It truly will be a great day when public education has all the funds it needs, and the Department of Defense has to hold a bake sale to buy a submarine!
Over a billion dollars of new cultural architecture is rising up in Toronto. Radical designs, huge campaigns, great improvements and ceaseless opportunities. What will the arts, the city and the institutions themselves look like after the doors open to a new generation of arts-goers?
Three of Canada’s most visionary arts leaders talk about their projects and their ambitions for tomorrow’s cultural institutions.

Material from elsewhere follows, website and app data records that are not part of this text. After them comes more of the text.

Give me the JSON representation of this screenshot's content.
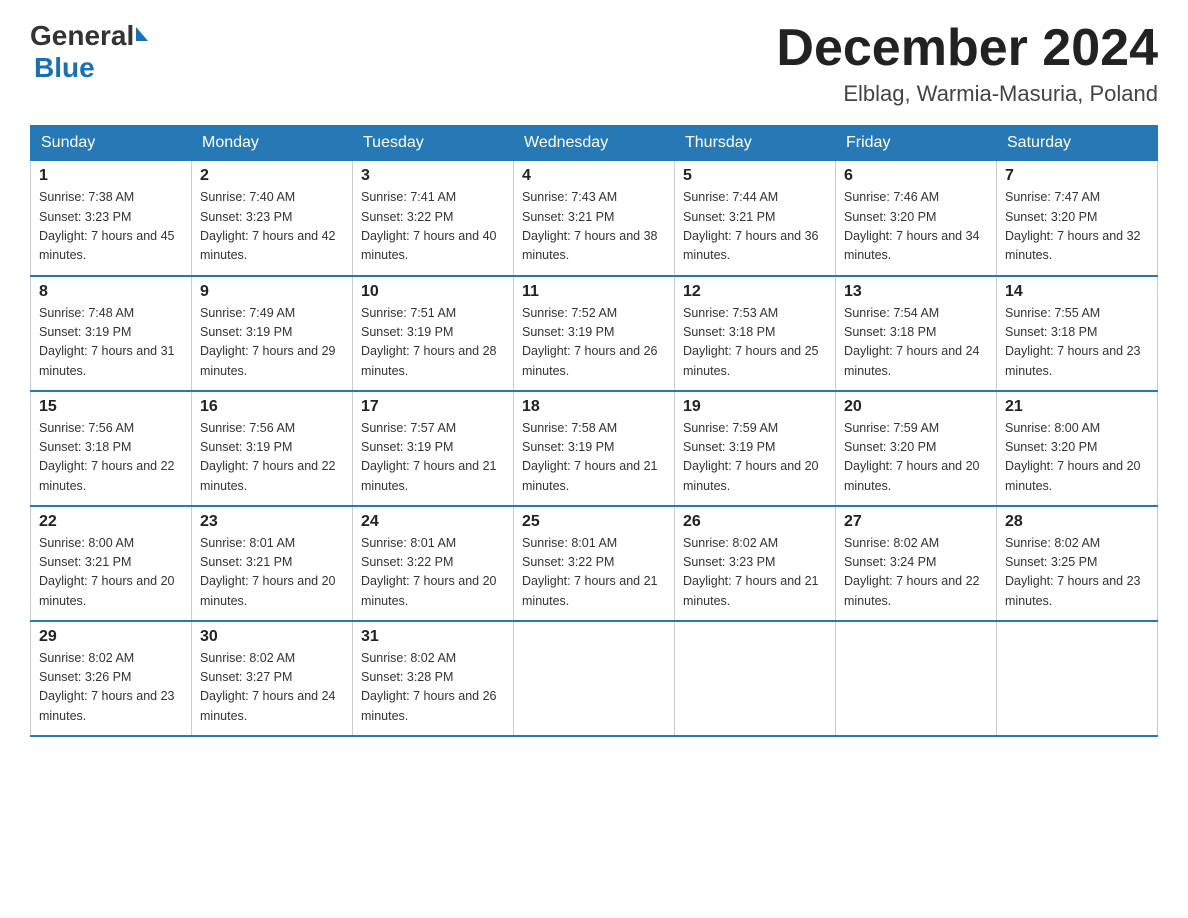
{
  "header": {
    "logo_general": "General",
    "logo_blue": "Blue",
    "month_title": "December 2024",
    "subtitle": "Elblag, Warmia-Masuria, Poland"
  },
  "days_of_week": [
    "Sunday",
    "Monday",
    "Tuesday",
    "Wednesday",
    "Thursday",
    "Friday",
    "Saturday"
  ],
  "weeks": [
    [
      {
        "day": 1,
        "sunrise": "7:38 AM",
        "sunset": "3:23 PM",
        "daylight": "7 hours and 45 minutes."
      },
      {
        "day": 2,
        "sunrise": "7:40 AM",
        "sunset": "3:23 PM",
        "daylight": "7 hours and 42 minutes."
      },
      {
        "day": 3,
        "sunrise": "7:41 AM",
        "sunset": "3:22 PM",
        "daylight": "7 hours and 40 minutes."
      },
      {
        "day": 4,
        "sunrise": "7:43 AM",
        "sunset": "3:21 PM",
        "daylight": "7 hours and 38 minutes."
      },
      {
        "day": 5,
        "sunrise": "7:44 AM",
        "sunset": "3:21 PM",
        "daylight": "7 hours and 36 minutes."
      },
      {
        "day": 6,
        "sunrise": "7:46 AM",
        "sunset": "3:20 PM",
        "daylight": "7 hours and 34 minutes."
      },
      {
        "day": 7,
        "sunrise": "7:47 AM",
        "sunset": "3:20 PM",
        "daylight": "7 hours and 32 minutes."
      }
    ],
    [
      {
        "day": 8,
        "sunrise": "7:48 AM",
        "sunset": "3:19 PM",
        "daylight": "7 hours and 31 minutes."
      },
      {
        "day": 9,
        "sunrise": "7:49 AM",
        "sunset": "3:19 PM",
        "daylight": "7 hours and 29 minutes."
      },
      {
        "day": 10,
        "sunrise": "7:51 AM",
        "sunset": "3:19 PM",
        "daylight": "7 hours and 28 minutes."
      },
      {
        "day": 11,
        "sunrise": "7:52 AM",
        "sunset": "3:19 PM",
        "daylight": "7 hours and 26 minutes."
      },
      {
        "day": 12,
        "sunrise": "7:53 AM",
        "sunset": "3:18 PM",
        "daylight": "7 hours and 25 minutes."
      },
      {
        "day": 13,
        "sunrise": "7:54 AM",
        "sunset": "3:18 PM",
        "daylight": "7 hours and 24 minutes."
      },
      {
        "day": 14,
        "sunrise": "7:55 AM",
        "sunset": "3:18 PM",
        "daylight": "7 hours and 23 minutes."
      }
    ],
    [
      {
        "day": 15,
        "sunrise": "7:56 AM",
        "sunset": "3:18 PM",
        "daylight": "7 hours and 22 minutes."
      },
      {
        "day": 16,
        "sunrise": "7:56 AM",
        "sunset": "3:19 PM",
        "daylight": "7 hours and 22 minutes."
      },
      {
        "day": 17,
        "sunrise": "7:57 AM",
        "sunset": "3:19 PM",
        "daylight": "7 hours and 21 minutes."
      },
      {
        "day": 18,
        "sunrise": "7:58 AM",
        "sunset": "3:19 PM",
        "daylight": "7 hours and 21 minutes."
      },
      {
        "day": 19,
        "sunrise": "7:59 AM",
        "sunset": "3:19 PM",
        "daylight": "7 hours and 20 minutes."
      },
      {
        "day": 20,
        "sunrise": "7:59 AM",
        "sunset": "3:20 PM",
        "daylight": "7 hours and 20 minutes."
      },
      {
        "day": 21,
        "sunrise": "8:00 AM",
        "sunset": "3:20 PM",
        "daylight": "7 hours and 20 minutes."
      }
    ],
    [
      {
        "day": 22,
        "sunrise": "8:00 AM",
        "sunset": "3:21 PM",
        "daylight": "7 hours and 20 minutes."
      },
      {
        "day": 23,
        "sunrise": "8:01 AM",
        "sunset": "3:21 PM",
        "daylight": "7 hours and 20 minutes."
      },
      {
        "day": 24,
        "sunrise": "8:01 AM",
        "sunset": "3:22 PM",
        "daylight": "7 hours and 20 minutes."
      },
      {
        "day": 25,
        "sunrise": "8:01 AM",
        "sunset": "3:22 PM",
        "daylight": "7 hours and 21 minutes."
      },
      {
        "day": 26,
        "sunrise": "8:02 AM",
        "sunset": "3:23 PM",
        "daylight": "7 hours and 21 minutes."
      },
      {
        "day": 27,
        "sunrise": "8:02 AM",
        "sunset": "3:24 PM",
        "daylight": "7 hours and 22 minutes."
      },
      {
        "day": 28,
        "sunrise": "8:02 AM",
        "sunset": "3:25 PM",
        "daylight": "7 hours and 23 minutes."
      }
    ],
    [
      {
        "day": 29,
        "sunrise": "8:02 AM",
        "sunset": "3:26 PM",
        "daylight": "7 hours and 23 minutes."
      },
      {
        "day": 30,
        "sunrise": "8:02 AM",
        "sunset": "3:27 PM",
        "daylight": "7 hours and 24 minutes."
      },
      {
        "day": 31,
        "sunrise": "8:02 AM",
        "sunset": "3:28 PM",
        "daylight": "7 hours and 26 minutes."
      },
      null,
      null,
      null,
      null
    ]
  ]
}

Featured at the Nov. 24 Ramsay Talks lecture series, the speakers are Matthew Teitelbaum – the Michael and Sonja Koerner Director, and CEO of the Art Gallery of Ontario; William Thorsell – Chief Executive Officer of the Royal Ontario Museum, and Piers Handling – Director and CEO of the Toronto International Film Festival Group. They are introduced by Bob Ramsay.

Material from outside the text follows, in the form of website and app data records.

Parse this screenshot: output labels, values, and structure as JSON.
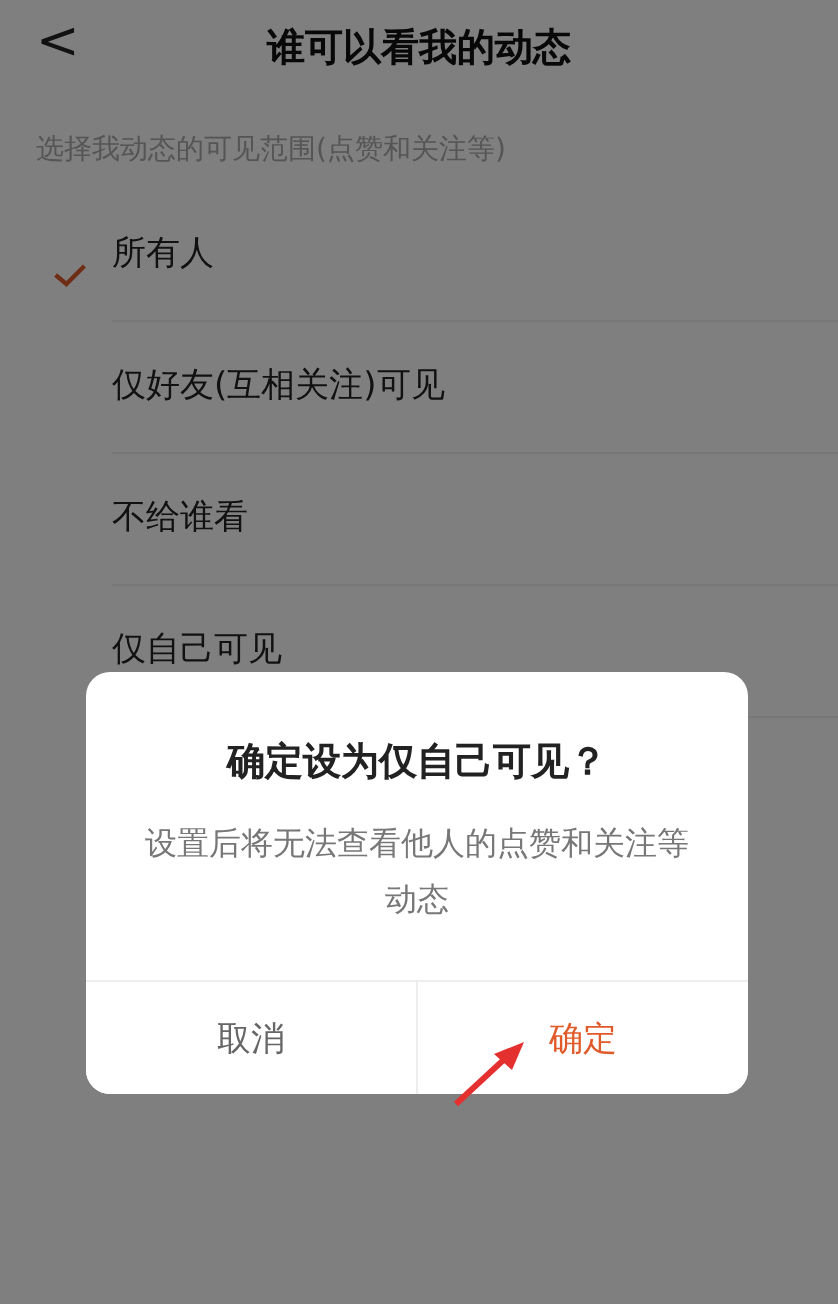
{
  "header": {
    "back": "<",
    "title": "谁可以看我的动态"
  },
  "subtitle": "选择我动态的可见范围(点赞和关注等)",
  "options": [
    {
      "label": "所有人",
      "selected": true
    },
    {
      "label": "仅好友(互相关注)可见",
      "selected": false
    },
    {
      "label": "不给谁看",
      "selected": false
    },
    {
      "label": "仅自己可见",
      "selected": false
    }
  ],
  "dialog": {
    "title": "确定设为仅自己可见？",
    "message": "设置后将无法查看他人的点赞和关注等动态",
    "buttons": [
      {
        "label": "取消",
        "kind": "cancel"
      },
      {
        "label": "确定",
        "kind": "confirm"
      }
    ]
  }
}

Photo: Subway revitalization project. Diamond + Schmitt Architects Inc. Cicada Design Inc.
If there was any doubt that Toronto is in the midst of a cultural rebirth, last week’s commitment by the Toronto Transit Commission of $350,000 in seed money to revamp three subway stations along the city’s ‘cultural corridor’ should do away with any lingering uncertainty.
In the proposed plan, Museum, Osgoode and our very own St. Patrick subway stations would be thematically designed to serve as gateways to the cultural attractions they serve.
Spearheading the initiative is the Toronto Community Foundation (TCF), a charitable organization that describes itself as "dedicated to ensuring the vitality of the city and making it the best place to live, work, learn and grow." The TCF met with representatives from the AGO, ROM and the Canadian Opera Company to get feedback on the proposal and preliminary designs donated by architect Jack Diamond. The TTC endorsed the program last week and agreed to provide start-up funding that would enable the TCF to begin seeking financial support from the private sector and continue discussions with the cultural venues on the look and feel of the redesigns.
The initiative is aimed at increasing awareness for the arts and supports Toronto’s official Culture Plan, part of which calls for the creation of an ‘Avenue of the Arts’ along University Avenue. In addition, the project fits well into the city’s ‘Live with Culture’ initiative, a 16-month celebration of Toronto’s thriving cultural scene that was launched last September and continues through December 2006. Work on the subway project will get underway in early 2006 with Museum being the first station to get its new look.
"The AGO’s been advocating an art-oriented presence for the St. Patrick station for years," says Beverly Carret, the AGO’s manager of government and community relations, "and it’s terrific to have the Toronto Community Foundation, the City of Toronto and the TTC on side. There’s lots of work ahead to determine what the nature of the St. Patrick station’s redesign should be and we’re very much at the table as those discussions continue."